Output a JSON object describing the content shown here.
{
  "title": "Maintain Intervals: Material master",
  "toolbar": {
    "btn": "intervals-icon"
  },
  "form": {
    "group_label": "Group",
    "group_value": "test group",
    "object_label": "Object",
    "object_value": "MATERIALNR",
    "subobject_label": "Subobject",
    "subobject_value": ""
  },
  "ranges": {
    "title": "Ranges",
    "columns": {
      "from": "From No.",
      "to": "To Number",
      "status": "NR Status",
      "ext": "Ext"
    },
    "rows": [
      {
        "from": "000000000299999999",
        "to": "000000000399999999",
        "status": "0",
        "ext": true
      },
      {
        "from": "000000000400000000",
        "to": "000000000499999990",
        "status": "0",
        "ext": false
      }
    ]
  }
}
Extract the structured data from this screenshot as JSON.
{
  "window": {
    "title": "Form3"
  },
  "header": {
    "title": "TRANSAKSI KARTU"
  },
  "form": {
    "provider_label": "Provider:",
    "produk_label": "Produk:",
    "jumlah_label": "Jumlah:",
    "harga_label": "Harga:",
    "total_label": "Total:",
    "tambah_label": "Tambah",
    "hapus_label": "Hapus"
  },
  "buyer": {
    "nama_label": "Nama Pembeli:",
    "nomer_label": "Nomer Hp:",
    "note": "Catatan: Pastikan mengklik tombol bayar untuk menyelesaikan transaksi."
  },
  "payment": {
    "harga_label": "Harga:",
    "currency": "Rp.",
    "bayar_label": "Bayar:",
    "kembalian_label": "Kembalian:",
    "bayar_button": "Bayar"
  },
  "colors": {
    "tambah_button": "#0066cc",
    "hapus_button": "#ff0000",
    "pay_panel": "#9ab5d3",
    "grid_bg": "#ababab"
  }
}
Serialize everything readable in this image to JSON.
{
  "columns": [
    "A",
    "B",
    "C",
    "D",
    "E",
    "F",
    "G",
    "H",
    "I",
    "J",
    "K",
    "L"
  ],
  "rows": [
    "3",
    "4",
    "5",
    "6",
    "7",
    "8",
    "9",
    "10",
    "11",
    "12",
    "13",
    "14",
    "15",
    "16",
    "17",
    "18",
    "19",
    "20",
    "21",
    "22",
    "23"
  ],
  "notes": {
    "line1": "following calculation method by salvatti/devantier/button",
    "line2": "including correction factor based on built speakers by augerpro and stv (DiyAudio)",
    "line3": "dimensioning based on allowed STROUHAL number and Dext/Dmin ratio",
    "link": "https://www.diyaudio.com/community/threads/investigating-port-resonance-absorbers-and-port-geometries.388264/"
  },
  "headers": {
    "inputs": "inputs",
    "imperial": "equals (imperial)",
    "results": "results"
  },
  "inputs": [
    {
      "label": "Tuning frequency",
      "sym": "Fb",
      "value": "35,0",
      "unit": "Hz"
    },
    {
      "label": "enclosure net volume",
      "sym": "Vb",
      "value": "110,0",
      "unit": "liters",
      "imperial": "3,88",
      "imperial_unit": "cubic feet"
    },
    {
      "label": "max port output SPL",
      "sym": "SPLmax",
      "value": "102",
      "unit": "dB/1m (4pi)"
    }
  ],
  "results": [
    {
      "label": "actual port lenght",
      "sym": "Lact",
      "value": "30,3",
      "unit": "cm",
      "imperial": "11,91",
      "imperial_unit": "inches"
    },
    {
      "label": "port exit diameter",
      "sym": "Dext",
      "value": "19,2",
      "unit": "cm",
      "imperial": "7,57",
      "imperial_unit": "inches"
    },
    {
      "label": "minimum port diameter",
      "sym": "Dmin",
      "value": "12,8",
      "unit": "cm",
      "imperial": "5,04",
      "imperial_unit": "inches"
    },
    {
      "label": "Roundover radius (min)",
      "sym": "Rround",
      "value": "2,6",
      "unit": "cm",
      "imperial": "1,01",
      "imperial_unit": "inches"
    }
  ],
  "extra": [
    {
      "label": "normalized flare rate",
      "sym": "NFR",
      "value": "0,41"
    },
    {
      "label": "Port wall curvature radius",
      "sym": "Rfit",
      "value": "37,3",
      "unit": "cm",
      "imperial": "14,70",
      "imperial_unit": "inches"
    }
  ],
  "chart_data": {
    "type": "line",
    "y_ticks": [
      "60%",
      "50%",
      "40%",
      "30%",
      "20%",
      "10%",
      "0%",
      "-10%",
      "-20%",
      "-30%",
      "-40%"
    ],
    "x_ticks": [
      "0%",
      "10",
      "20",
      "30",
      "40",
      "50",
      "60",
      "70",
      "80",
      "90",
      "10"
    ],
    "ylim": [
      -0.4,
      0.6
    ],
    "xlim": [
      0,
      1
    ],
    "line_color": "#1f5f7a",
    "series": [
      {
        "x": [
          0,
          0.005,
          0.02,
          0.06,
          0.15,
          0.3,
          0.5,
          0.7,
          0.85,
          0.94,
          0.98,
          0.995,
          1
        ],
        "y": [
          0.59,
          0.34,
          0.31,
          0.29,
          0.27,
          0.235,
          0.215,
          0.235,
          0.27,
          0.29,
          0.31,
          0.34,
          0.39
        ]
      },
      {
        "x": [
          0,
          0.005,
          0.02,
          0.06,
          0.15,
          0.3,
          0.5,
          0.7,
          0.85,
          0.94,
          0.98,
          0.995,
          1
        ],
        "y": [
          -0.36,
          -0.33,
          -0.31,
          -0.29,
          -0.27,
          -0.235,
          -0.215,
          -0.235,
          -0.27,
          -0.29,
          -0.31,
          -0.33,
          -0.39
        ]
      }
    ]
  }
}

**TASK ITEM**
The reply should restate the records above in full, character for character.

**EXERCISE OUTPUT**
Output a JSON object describing the content shown here.
{
  "title": "Maintain Intervals: Material master",
  "toolbar": {
    "btn": "intervals-icon"
  },
  "form": {
    "group_label": "Group",
    "group_value": "test group",
    "object_label": "Object",
    "object_value": "MATERIALNR",
    "subobject_label": "Subobject",
    "subobject_value": ""
  },
  "ranges": {
    "title": "Ranges",
    "columns": {
      "from": "From No.",
      "to": "To Number",
      "status": "NR Status",
      "ext": "Ext"
    },
    "rows": [
      {
        "from": "000000000299999999",
        "to": "000000000399999999",
        "status": "0",
        "ext": true
      },
      {
        "from": "000000000400000000",
        "to": "000000000499999990",
        "status": "0",
        "ext": false
      }
    ]
  }
}
Extract the structured data from this screenshot as JSON.
{
  "window": {
    "title": "Form3"
  },
  "header": {
    "title": "TRANSAKSI KARTU"
  },
  "form": {
    "provider_label": "Provider:",
    "produk_label": "Produk:",
    "jumlah_label": "Jumlah:",
    "harga_label": "Harga:",
    "total_label": "Total:",
    "tambah_label": "Tambah",
    "hapus_label": "Hapus"
  },
  "buyer": {
    "nama_label": "Nama Pembeli:",
    "nomer_label": "Nomer Hp:",
    "note": "Catatan: Pastikan mengklik tombol bayar untuk menyelesaikan transaksi."
  },
  "payment": {
    "harga_label": "Harga:",
    "currency": "Rp.",
    "bayar_label": "Bayar:",
    "kembalian_label": "Kembalian:",
    "bayar_button": "Bayar"
  },
  "colors": {
    "tambah_button": "#0066cc",
    "hapus_button": "#ff0000",
    "pay_panel": "#9ab5d3",
    "grid_bg": "#ababab"
  }
}
Serialize everything readable in this image to JSON.
{
  "columns": [
    "A",
    "B",
    "C",
    "D",
    "E",
    "F",
    "G",
    "H",
    "I",
    "J",
    "K",
    "L"
  ],
  "rows": [
    "3",
    "4",
    "5",
    "6",
    "7",
    "8",
    "9",
    "10",
    "11",
    "12",
    "13",
    "14",
    "15",
    "16",
    "17",
    "18",
    "19",
    "20",
    "21",
    "22",
    "23"
  ],
  "notes": {
    "line1": "following calculation method by salvatti/devantier/button",
    "line2": "including correction factor based on built speakers by augerpro and stv (DiyAudio)",
    "line3": "dimensioning based on allowed STROUHAL number and Dext/Dmin ratio",
    "link": "https://www.diyaudio.com/community/threads/investigating-port-resonance-absorbers-and-port-geometries.388264/"
  },
  "headers": {
    "inputs": "inputs",
    "imperial": "equals (imperial)",
    "results": "results"
  },
  "inputs": [
    {
      "label": "Tuning frequency",
      "sym": "Fb",
      "value": "35,0",
      "unit": "Hz"
    },
    {
      "label": "enclosure net volume",
      "sym": "Vb",
      "value": "110,0",
      "unit": "liters",
      "imperial": "3,88",
      "imperial_unit": "cubic feet"
    },
    {
      "label": "max port output SPL",
      "sym": "SPLmax",
      "value": "102",
      "unit": "dB/1m (4pi)"
    }
  ],
  "results": [
    {
      "label": "actual port lenght",
      "sym": "Lact",
      "value": "30,3",
      "unit": "cm",
      "imperial": "11,91",
      "imperial_unit": "inches"
    },
    {
      "label": "port exit diameter",
      "sym": "Dext",
      "value": "19,2",
      "unit": "cm",
      "imperial": "7,57",
      "imperial_unit": "inches"
    },
    {
      "label": "minimum port diameter",
      "sym": "Dmin",
      "value": "12,8",
      "unit": "cm",
      "imperial": "5,04",
      "imperial_unit": "inches"
    },
    {
      "label": "Roundover radius (min)",
      "sym": "Rround",
      "value": "2,6",
      "unit": "cm",
      "imperial": "1,01",
      "imperial_unit": "inches"
    }
  ],
  "extra": [
    {
      "label": "normalized flare rate",
      "sym": "NFR",
      "value": "0,41"
    },
    {
      "label": "Port wall curvature radius",
      "sym": "Rfit",
      "value": "37,3",
      "unit": "cm",
      "imperial": "14,70",
      "imperial_unit": "inches"
    }
  ],
  "chart_data": {
    "type": "line",
    "y_ticks": [
      "60%",
      "50%",
      "40%",
      "30%",
      "20%",
      "10%",
      "0%",
      "-10%",
      "-20%",
      "-30%",
      "-40%"
    ],
    "x_ticks": [
      "0%",
      "10",
      "20",
      "30",
      "40",
      "50",
      "60",
      "70",
      "80",
      "90",
      "10"
    ],
    "ylim": [
      -0.4,
      0.6
    ],
    "xlim": [
      0,
      1
    ],
    "line_color": "#1f5f7a",
    "series": [
      {
        "x": [
          0,
          0.005,
          0.02,
          0.06,
          0.15,
          0.3,
          0.5,
          0.7,
          0.85,
          0.94,
          0.98,
          0.995,
          1
        ],
        "y": [
          0.59,
          0.34,
          0.31,
          0.29,
          0.27,
          0.235,
          0.215,
          0.235,
          0.27,
          0.29,
          0.31,
          0.34,
          0.39
        ]
      },
      {
        "x": [
          0,
          0.005,
          0.02,
          0.06,
          0.15,
          0.3,
          0.5,
          0.7,
          0.85,
          0.94,
          0.98,
          0.995,
          1
        ],
        "y": [
          -0.36,
          -0.33,
          -0.31,
          -0.29,
          -0.27,
          -0.235,
          -0.215,
          -0.235,
          -0.27,
          -0.29,
          -0.31,
          -0.33,
          -0.39
        ]
      }
    ]
  }
}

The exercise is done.